A handshake is much more than hands meeting in greeting in cultures were this habit is common. Nonverbal signals are present and interpreted. Is the hand grip strong or limp? Are you given the whole hand to touch or just the fingertips? Do you sense an extra squeeze? It might be a silent message between friends/colleagues: “We will get through this together”. A tap on a fellow man’s shoulder can be a nonverbal sign of encouragement. A punch can be playful or aggressive. Not long ago, group hugs were a way to show team spirit in times of success and failure. I remember attending work wellness days in which I was personally a bit uneasy with all the group hugging. Now that it’s banned, I realise I miss the possibility to choose when to give a hug or get one as a show of support and caring.
Gloves and see-through masks
Nearly daily we see news flashes of politicians standing in a ring, at least an arm-length distance from a fellow meeting attendee. All are wearing masks. “I can’t really say anything about the current spirit in the meeting as all EU leaders have face masks”, summed an EU correspondent. Daily I witness people greeting each other by clicking elbows. I’m not a friend of the high five either, but this elbow clicking is really a stupid alternative to a handshake.
We now know that a covid-19 virus infection can cause serious health problems, even death in some individuals. While waiting for an effective vaccine it is prudent to activate a wider palette of safety measures. But the current virus-pandemic is not the last. So, let’s prepare for the next one, still to come, in advance and devise ways of interacting that don’t leave out a major part of nonverbal communication between humans.
I strongly recommend mass production of see-through masks that don’t get misted from breathing. Handshakes with gloved hands are better than elbow clicking. Most importantly, let’s be aware of the fact that the face, mouth and hand are not just transferring bugs. They play an elemental role in human interaction.
In the midst of the corona-data tsunami one’s thoughts can get quite tangled. Thought sharing brings clarity.

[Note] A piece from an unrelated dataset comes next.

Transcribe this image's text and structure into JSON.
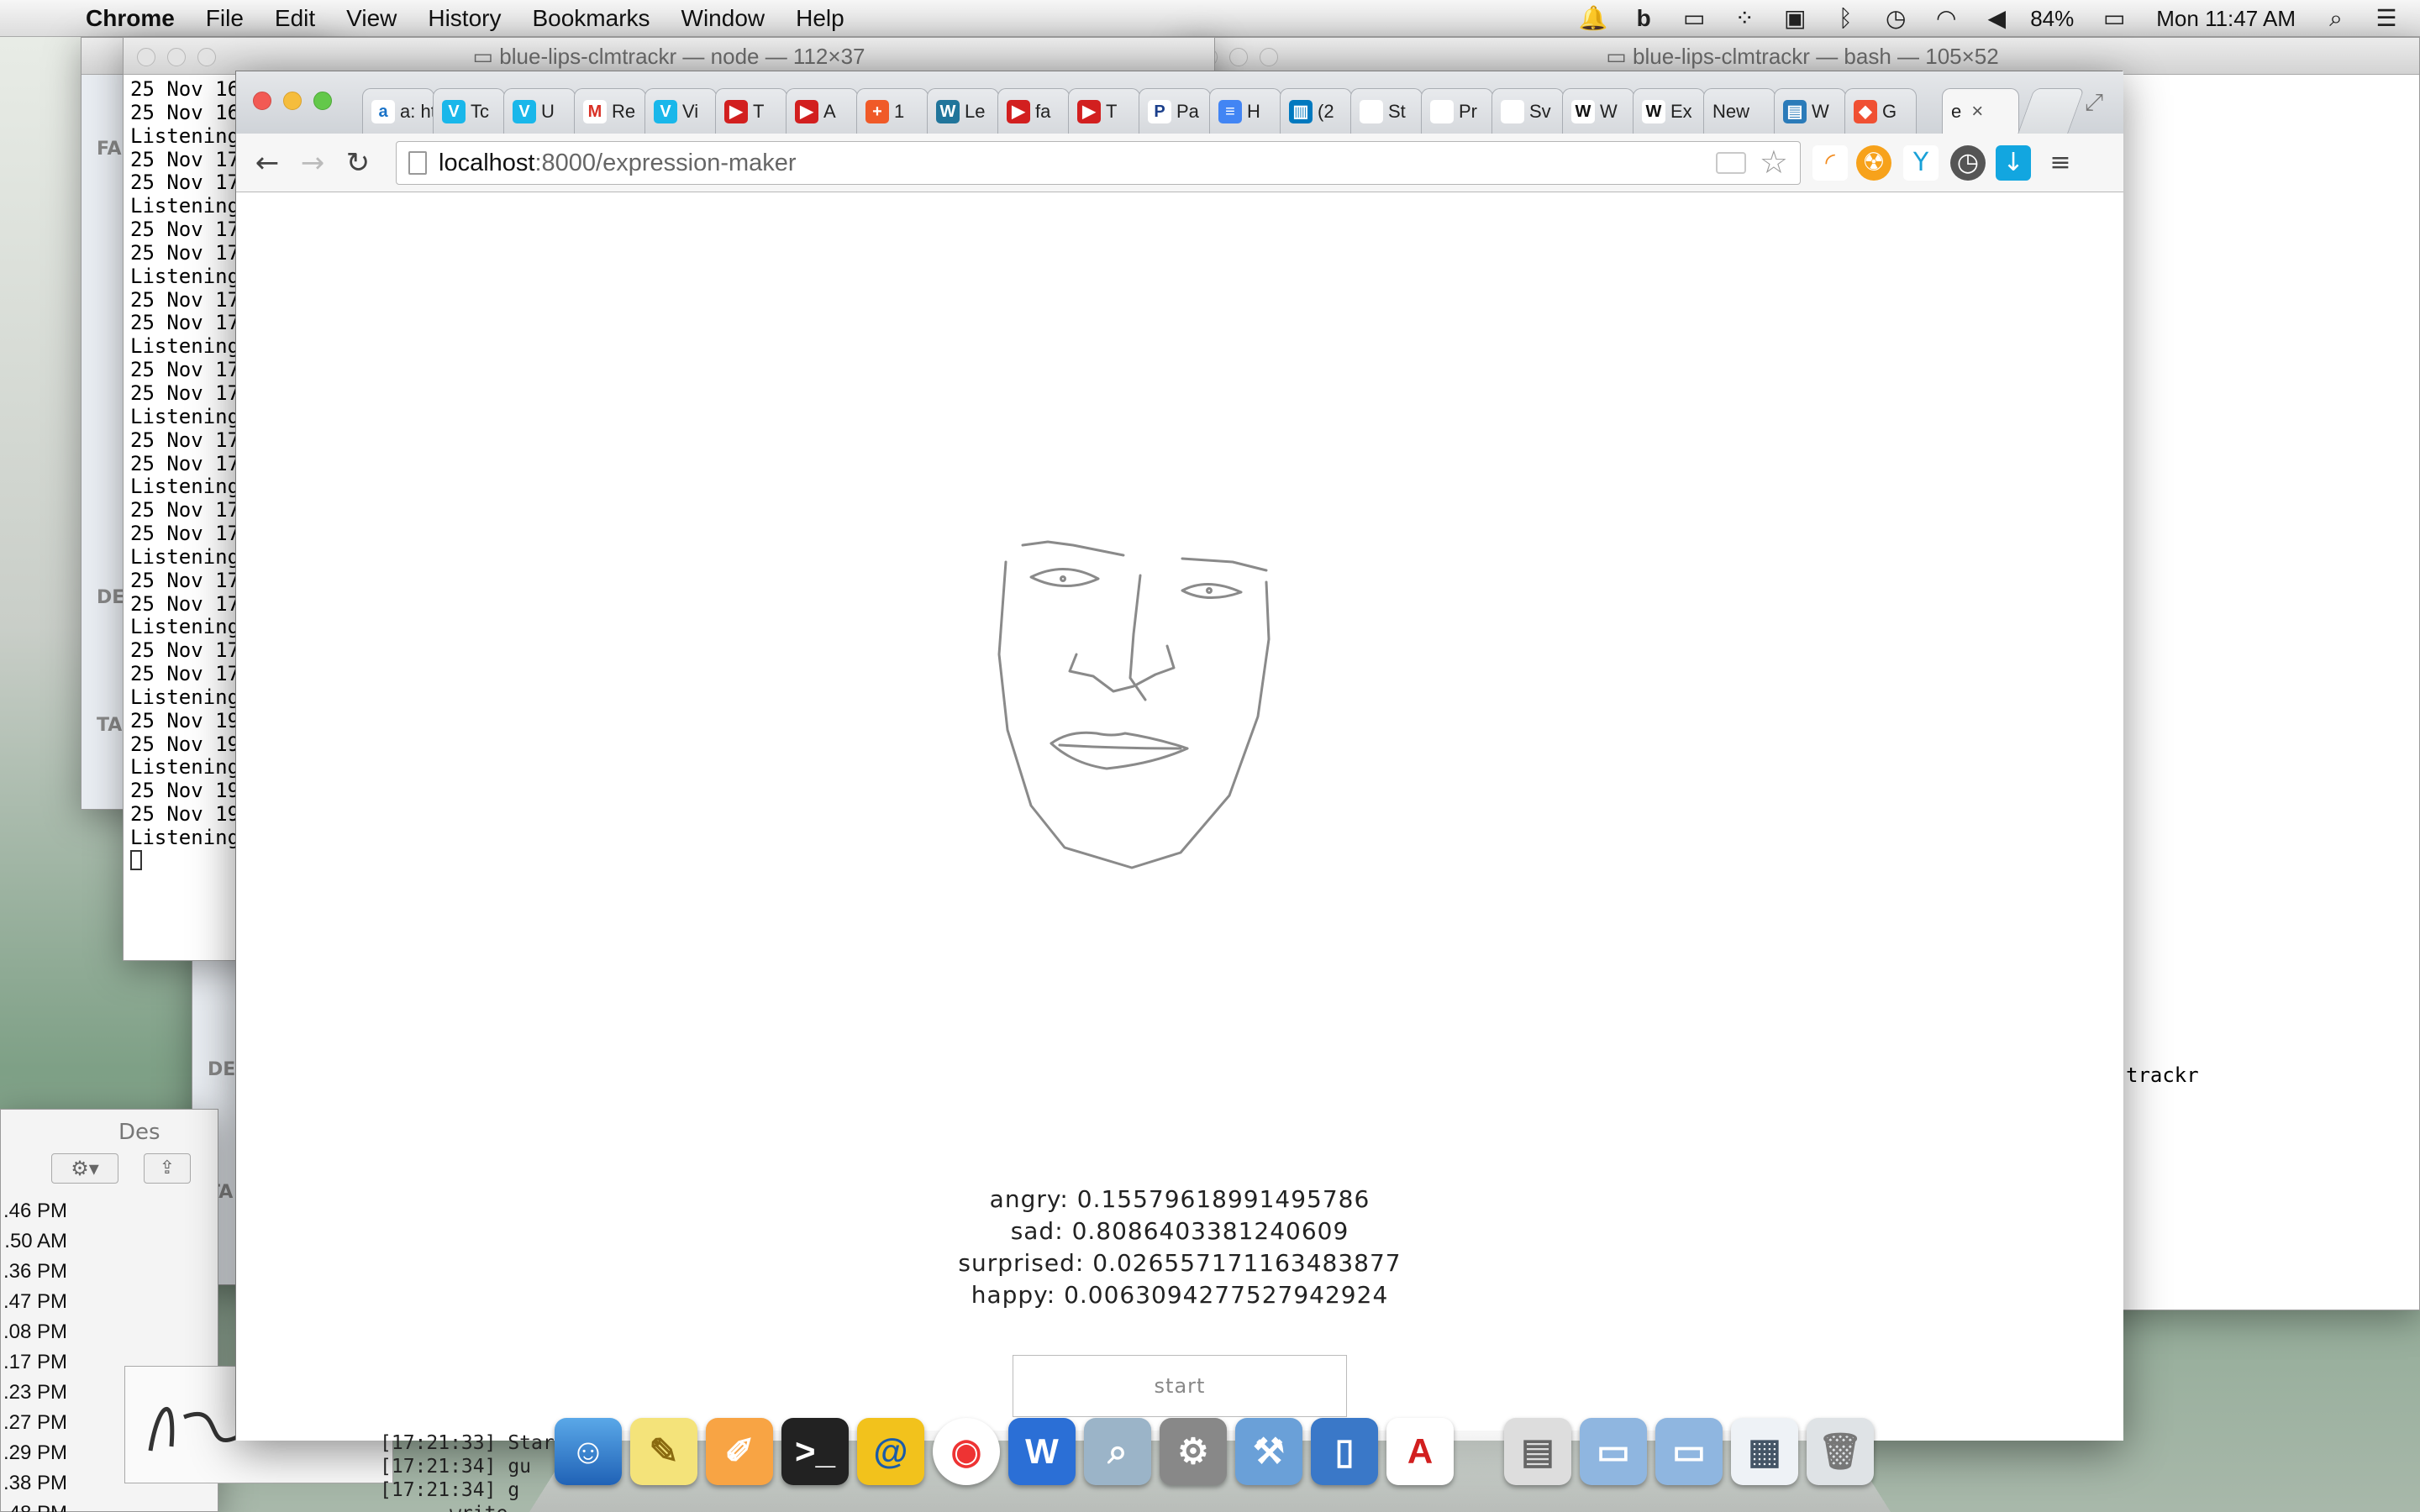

Let’s not put up unnecessary boundaries but think of ways to improve opportunities for human contact. Further development of video aided remote communication is not enough. Let’s not be blinded by the hype around the digital giant leap forward in society gaining momentum from the coronavirus crisis. Human interaction can only partly be replaced by screen time.